Meaning of Non-contact Games
Non-contact games are sports where participants should have no possible means of impact, where players have separate lanes or take turns of play, such as sprinting, swimming, darts, snooker, gymnastics, tennis, table tennis, chess, badminton etc.
Meaning of Swimming
Swimming is an act of moving through the water by using the arms, legs, and body in motions called strokes. The most common strokes are the crawl, backstroke, breaststroke, butterfly, and sidestroke. Swimming is an integral part of almost all water-based activities. It is also a competitive sport itself.
Strokes in Swimming
The following are the strokes in swimming:
Breast Stroke Skills
This is a swimming stroke in which both arms are extended and pulled back together in a circular motion while both legs are thrust out and pulled back together.
The breaststroke is one of the easiest and most relaxing strokes for novices. Competitive swimmers, however, find it difficult because it uses more energy than the crawl and backstroke when swum at a fast pace. The breaststroke has undergone major changes since it was introduced in the 17th century. Most swimmers now use a technique called the wave breaststroke, which Hungarian coach Jozsef Nagy developed in the late 1980s.This interactive illustration captures four moments in the breaststroke.
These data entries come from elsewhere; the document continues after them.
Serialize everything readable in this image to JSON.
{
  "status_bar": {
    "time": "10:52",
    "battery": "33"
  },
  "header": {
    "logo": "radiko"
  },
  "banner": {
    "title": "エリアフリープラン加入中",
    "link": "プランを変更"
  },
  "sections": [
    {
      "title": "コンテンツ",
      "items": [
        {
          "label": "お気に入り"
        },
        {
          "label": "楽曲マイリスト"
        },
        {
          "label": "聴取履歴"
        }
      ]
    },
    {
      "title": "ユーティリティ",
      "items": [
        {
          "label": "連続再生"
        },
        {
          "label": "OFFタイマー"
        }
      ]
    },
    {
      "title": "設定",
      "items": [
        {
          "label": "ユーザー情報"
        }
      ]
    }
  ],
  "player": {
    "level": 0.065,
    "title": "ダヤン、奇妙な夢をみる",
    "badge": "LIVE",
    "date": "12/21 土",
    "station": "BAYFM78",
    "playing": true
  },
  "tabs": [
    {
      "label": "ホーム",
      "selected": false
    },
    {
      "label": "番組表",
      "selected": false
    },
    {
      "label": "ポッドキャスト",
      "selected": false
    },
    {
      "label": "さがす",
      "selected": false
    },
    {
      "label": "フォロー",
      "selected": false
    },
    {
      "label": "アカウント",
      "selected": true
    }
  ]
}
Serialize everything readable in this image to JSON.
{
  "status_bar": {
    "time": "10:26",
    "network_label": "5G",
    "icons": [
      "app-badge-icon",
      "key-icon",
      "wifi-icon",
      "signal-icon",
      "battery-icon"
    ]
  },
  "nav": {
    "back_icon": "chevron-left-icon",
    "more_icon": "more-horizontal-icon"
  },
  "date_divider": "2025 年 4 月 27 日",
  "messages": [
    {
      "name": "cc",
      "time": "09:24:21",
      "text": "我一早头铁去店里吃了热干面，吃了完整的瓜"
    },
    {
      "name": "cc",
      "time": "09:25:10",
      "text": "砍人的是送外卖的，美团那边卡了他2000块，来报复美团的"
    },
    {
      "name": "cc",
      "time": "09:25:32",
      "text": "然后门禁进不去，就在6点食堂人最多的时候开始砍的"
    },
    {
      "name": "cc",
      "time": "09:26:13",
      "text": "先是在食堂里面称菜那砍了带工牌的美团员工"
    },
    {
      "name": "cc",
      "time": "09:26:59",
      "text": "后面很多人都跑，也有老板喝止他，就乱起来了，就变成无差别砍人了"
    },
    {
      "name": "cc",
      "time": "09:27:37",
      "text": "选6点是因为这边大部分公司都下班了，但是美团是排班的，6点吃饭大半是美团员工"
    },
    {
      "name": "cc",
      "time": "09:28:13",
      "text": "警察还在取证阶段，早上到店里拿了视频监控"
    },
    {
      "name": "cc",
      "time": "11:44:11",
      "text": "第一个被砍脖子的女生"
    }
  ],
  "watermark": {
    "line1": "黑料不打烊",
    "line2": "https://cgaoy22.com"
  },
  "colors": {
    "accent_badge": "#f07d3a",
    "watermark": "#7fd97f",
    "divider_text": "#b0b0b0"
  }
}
The breaststroke is the slowest competitive stroke, and during races the technique of the swimmers is strictly regulated to ensure a fair contest. In this diagram, the swimmer is moving to the right.
Butterfly Stroke Skills
In butterfly stroke the arms move together through the water and the feet pump together in what is Known as the dolphin kick.
Learning to Swim
In many parts of the world, people learn to swim by imitating others, most often their parents, brothers, sisters, and friends. Most youngsters in North America also take lessons at swim clubs, community centers, schools, or recreational facilities. In addition, the American Swimming Coaches Association (ASCA) and the American Red Cross sponsor programs that teach children about water safety.
Instructors teach students skills that will make them safe, efficient, and confident swimmers. Beginners first put their heads in the water and blow bubbles by exhaling. Gradually, students progress to floating, treading water, and ultimately, learning the techniques of the major strokes.
Students use various pieces of equipment during these lessons. Water-wings are inflatable worn around the upper arms; they allow children to float easily. Kickboards are buoyant boards that students can rest their arms on; this keeps their upper bodies afloat and allows them to concentrate on kicking correctly. Pull-buoys are foam floats that swimmers hold between their thighs to keep the lower body high and flat on the surface of water; using them, students can learn the arm and upper body movements of various strokes. Paddles are small, firm boards fitted over the hands; they force students to pull their arms through the water correctly. Fins worn on the feet allow swimmers to go faster and to develop proper body position and power.
Swimming Hazards and Safety Measures
Individuals should not swim in conditions that their ability and experience will not allow them to handle. For inexperienced recreational swimmers, many safety hazards exist – even in a pool. These hazards include misjudging a dive and hitting one’s head on the bottom, holding one’s Breath too long, becoming exhausted, and experiencing sudden cramps while too far from shore or other swimmers.
In rivers and oceans, all swimmers should respect the power of nature. Powerful waves, tides, and currents can easily overpower even the most experienced swimmers, sweeping them out beyond safety or throwing them into coral or rocks. Caves pose additional dangers because swimmers can be trapped inside them. Swimmers must follow the instructions of lifeguards and obey posted information about water conditions, tides, and other dangers such as jellyfish or pollution. A good precaution for children is the buddy system, in which each child is paired with another while in the water. This system ensures that no person is swimming alone and that if an emergency does happen, the lifeguard can be notified immediately.
- Define non-contact games
- Define swimming
- Mention 5 strokes in swimming and explain two.